## WHAT IS BEING ASKED:
Lines below that hold the word "Body" must be copied in full.

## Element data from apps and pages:

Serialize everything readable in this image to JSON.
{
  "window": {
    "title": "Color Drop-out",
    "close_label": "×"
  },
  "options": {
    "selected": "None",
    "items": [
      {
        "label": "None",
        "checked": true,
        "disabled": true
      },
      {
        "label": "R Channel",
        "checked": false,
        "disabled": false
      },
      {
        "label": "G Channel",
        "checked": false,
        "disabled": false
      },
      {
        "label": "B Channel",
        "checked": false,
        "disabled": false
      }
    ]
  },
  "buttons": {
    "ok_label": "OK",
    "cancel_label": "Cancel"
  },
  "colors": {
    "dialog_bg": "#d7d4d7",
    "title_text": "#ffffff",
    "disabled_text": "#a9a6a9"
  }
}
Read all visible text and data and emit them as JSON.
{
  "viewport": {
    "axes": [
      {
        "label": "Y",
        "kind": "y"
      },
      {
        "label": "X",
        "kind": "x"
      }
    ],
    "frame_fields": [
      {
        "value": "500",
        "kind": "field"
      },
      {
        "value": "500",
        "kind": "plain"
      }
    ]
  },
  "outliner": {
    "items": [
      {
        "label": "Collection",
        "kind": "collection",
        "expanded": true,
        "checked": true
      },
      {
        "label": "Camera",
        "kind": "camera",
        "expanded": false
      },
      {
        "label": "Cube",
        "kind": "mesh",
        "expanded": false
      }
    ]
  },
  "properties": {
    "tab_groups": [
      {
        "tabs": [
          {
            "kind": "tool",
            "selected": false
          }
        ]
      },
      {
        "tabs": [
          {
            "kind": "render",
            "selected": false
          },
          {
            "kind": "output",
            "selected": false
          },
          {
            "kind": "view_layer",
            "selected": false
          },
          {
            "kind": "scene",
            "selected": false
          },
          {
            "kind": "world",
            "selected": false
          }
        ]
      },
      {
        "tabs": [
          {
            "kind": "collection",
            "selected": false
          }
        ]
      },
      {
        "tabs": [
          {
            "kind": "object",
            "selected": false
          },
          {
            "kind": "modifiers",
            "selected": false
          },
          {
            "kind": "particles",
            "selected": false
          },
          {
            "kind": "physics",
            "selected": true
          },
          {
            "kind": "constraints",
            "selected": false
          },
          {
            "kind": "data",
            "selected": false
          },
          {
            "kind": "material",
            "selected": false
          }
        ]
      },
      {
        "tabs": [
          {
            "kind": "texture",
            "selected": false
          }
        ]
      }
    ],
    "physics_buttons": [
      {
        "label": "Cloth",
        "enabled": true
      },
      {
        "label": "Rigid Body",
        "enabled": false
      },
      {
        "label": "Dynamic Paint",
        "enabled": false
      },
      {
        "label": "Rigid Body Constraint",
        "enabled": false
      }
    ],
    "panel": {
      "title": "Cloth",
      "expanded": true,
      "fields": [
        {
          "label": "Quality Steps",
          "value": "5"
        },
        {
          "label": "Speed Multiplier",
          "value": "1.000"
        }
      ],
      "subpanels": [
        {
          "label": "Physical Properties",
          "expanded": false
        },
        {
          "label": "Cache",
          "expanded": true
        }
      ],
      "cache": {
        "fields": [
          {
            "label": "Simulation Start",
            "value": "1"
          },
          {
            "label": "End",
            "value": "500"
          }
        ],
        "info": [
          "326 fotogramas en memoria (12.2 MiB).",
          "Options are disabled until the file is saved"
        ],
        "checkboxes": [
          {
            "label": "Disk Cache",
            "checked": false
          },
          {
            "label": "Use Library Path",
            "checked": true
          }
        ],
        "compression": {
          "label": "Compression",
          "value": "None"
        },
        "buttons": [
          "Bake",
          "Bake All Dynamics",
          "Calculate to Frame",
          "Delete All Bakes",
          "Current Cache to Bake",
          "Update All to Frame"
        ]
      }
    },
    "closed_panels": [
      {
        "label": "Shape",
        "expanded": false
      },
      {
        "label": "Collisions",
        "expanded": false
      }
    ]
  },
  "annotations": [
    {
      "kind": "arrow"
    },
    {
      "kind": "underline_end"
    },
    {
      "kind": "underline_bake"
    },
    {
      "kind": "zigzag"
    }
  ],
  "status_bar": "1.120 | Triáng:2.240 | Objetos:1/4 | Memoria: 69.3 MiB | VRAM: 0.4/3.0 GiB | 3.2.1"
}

## PROBLEM SOLUTION:
        "label": "Rigid Body",
        "label": "Rigid Body Constraint",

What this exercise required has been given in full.